------ SOURCE DATA ------
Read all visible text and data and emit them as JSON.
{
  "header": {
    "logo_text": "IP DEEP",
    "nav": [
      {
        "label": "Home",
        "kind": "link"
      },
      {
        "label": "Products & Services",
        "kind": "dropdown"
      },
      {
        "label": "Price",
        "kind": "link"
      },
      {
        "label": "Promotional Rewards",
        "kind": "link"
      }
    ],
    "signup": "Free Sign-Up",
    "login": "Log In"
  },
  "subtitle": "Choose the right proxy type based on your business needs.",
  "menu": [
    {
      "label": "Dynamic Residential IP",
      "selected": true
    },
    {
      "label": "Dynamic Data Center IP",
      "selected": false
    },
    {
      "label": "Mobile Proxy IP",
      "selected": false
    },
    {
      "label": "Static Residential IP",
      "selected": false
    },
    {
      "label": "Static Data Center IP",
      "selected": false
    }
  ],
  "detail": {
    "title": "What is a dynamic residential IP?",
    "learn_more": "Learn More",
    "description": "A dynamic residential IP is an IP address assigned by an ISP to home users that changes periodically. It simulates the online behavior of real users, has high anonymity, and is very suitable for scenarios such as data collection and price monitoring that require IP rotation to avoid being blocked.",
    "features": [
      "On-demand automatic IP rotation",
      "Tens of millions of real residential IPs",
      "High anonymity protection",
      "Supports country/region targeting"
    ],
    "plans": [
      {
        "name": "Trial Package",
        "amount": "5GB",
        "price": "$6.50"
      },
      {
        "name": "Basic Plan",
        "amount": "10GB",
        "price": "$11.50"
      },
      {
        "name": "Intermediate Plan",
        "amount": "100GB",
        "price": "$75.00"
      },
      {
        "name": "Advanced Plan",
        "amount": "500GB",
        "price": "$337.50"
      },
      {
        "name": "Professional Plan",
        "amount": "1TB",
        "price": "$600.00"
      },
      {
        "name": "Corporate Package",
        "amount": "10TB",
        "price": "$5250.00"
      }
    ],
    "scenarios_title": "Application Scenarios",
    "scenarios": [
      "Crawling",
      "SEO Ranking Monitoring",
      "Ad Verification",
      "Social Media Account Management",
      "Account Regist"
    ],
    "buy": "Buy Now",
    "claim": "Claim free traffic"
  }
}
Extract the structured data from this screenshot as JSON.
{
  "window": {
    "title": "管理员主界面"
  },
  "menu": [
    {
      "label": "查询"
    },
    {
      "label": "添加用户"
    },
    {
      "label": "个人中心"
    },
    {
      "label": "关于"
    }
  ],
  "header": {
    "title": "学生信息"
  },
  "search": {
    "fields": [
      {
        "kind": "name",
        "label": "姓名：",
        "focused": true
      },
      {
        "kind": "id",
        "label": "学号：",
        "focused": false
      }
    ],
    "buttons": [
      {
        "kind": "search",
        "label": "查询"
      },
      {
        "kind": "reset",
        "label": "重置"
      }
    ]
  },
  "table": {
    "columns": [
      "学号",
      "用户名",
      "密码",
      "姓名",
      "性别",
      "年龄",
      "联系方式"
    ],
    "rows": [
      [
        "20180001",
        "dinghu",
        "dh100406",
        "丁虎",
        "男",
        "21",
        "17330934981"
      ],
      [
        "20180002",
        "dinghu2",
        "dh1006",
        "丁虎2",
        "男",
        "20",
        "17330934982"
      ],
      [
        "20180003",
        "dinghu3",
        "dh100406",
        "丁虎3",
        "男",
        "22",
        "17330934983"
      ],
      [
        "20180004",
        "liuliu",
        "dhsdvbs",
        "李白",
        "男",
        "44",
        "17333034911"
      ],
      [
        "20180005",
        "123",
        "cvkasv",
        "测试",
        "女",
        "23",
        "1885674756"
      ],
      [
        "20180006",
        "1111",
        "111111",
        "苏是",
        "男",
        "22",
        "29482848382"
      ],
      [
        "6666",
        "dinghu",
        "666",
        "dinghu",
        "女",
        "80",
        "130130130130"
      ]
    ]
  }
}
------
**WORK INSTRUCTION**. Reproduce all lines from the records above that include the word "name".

**THE COMPLETED TASK**.
        "name": "Trial Package",
        "name": "Basic Plan",
        "name": "Intermediate Plan",
        "name": "Advanced Plan",
        "name": "Professional Plan",
        "name": "Corporate Package",
        "kind": "name",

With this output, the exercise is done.